It's always helpful when my interests sort of overlap with railfans, even though I'm not really one of them myself. They tend to be meticulous and take lots of photos, often from angles that wouldn't have occurred to me. So here's a nice photo of the bridge at RailroadHeritage.org, and several more at RailPictures.net.
A photo at Cleveland Memory points out that this was once known as the Cleveland, Columbus, Cincinnati, and St. Louis Railroad Bridge Number 4, while one Flickr user points out that this was part of the New York Central system at one point. Another Flickr user has a photoset about the bridge, including a photo of an award plaque from the American Institute of Steel Construction, which gave it an "Annual Award of Merit, Most Beautiful Steel Bridge, Class IV" for the year 1953. If this sort of award sounds vaguely familiar (and it probably doesn't), the Portland area's John McLoughlin Bridge, on the Clackamas River, won a similar award in 1933, but "Class C" instead of "Class IV", and no, I don't know what the difference is there. Someone else has a large photoset with great photos of the Flats area, including a few of this bridge.
This installment in obscure stuff around town takes us to the Multnomah County offices at SE Hawthorne & Grand Avenue. Flanking the main entrance are a pair of ornate bronze panels, the left one depicting a rural landscape, the right showing urban scenes. This is Connections, a 2005 piece by the Northwest sculptor Wayne Chabre. His description of it:

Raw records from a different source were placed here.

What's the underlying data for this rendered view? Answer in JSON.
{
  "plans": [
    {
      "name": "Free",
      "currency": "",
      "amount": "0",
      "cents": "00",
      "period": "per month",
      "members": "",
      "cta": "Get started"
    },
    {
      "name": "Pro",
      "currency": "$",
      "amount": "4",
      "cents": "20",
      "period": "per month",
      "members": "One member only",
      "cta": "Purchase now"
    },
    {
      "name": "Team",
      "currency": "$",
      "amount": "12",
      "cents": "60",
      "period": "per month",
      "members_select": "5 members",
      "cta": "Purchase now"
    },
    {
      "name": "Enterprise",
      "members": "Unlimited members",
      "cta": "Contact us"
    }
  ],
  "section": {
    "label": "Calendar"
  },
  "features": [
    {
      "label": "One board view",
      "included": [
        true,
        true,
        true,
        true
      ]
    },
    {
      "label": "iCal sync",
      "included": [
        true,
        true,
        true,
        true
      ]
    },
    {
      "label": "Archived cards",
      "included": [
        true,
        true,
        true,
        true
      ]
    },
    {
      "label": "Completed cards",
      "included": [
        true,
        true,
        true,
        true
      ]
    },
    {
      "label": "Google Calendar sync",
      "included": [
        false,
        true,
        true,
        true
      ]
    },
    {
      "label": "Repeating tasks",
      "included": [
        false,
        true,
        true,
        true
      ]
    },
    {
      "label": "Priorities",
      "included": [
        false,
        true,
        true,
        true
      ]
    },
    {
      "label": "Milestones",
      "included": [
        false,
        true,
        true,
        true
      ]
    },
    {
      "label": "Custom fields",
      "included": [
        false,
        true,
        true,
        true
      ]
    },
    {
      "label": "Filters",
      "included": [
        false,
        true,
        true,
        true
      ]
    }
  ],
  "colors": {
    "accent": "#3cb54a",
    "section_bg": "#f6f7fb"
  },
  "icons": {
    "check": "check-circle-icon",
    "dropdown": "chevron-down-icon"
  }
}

The Multnomah Building houses the business offices of Multnomah County, the most populous county in Oregon. These two panels frame the main entry, and represent the urban and rural aspects of the county. Bridges, roads and water images are metaphors for the County’s many governmental functions. Bridges are the central design element on the urban panel; they allow a city divided by a major river to function as a cohesive whole, as the County “bridges” many diverse communities, facilitating cooperative action and successful societal functioning.
In the rural panel, the arterial (County) roads converge from the periphery as capillaries in the circulatory system, supporting urban life by the work of the agricultural base and the dramatic beauty of the Columbia Gorge scenic preserve. These panels also suggest Portland’s connection to the Pacific Rim with the oblique reference to the Asian scroll.
The Portland Public Art blog liked it, which is rare praise indeed.
Here's a new weathervane sculpture, titled Chimney Swift, on Portland State's brand new University Pointe student housing tower, which opened last fall to mixed reviews. Unlike a lot of recent posts here, I didn't find this one on a map first; I was just walking along minding my own business when I noticed the sign, which helpfully points out that the piece itself us up on the roof of the building. It turns out to be another work by Keith Jellum, the same guy behind Electronic Poet (overhead at the Galleria MAX stop), Transcendence (the salmon crashing through a building near the South Park Blocks), and Portal (the hammer arch on SW 1st near the Ross Island Bridge). Portal sits in front of the offices of the same construction company that built University Pointe and donated Chimney Swift. And with that, well, that's all I know about Chimney Swift.
Chimney swifts are another matter; the local variety is the Vaux's Swift, best known in the Portland for colonizing the chimney at Chapman School, in NW Portland, each fall. This draws crowds of human spectators, and often a few hungry hawks. I've gone to watch a few times but I've never brought a camera along, believe it or not. YouTube's full of Chapman School swift videos, though.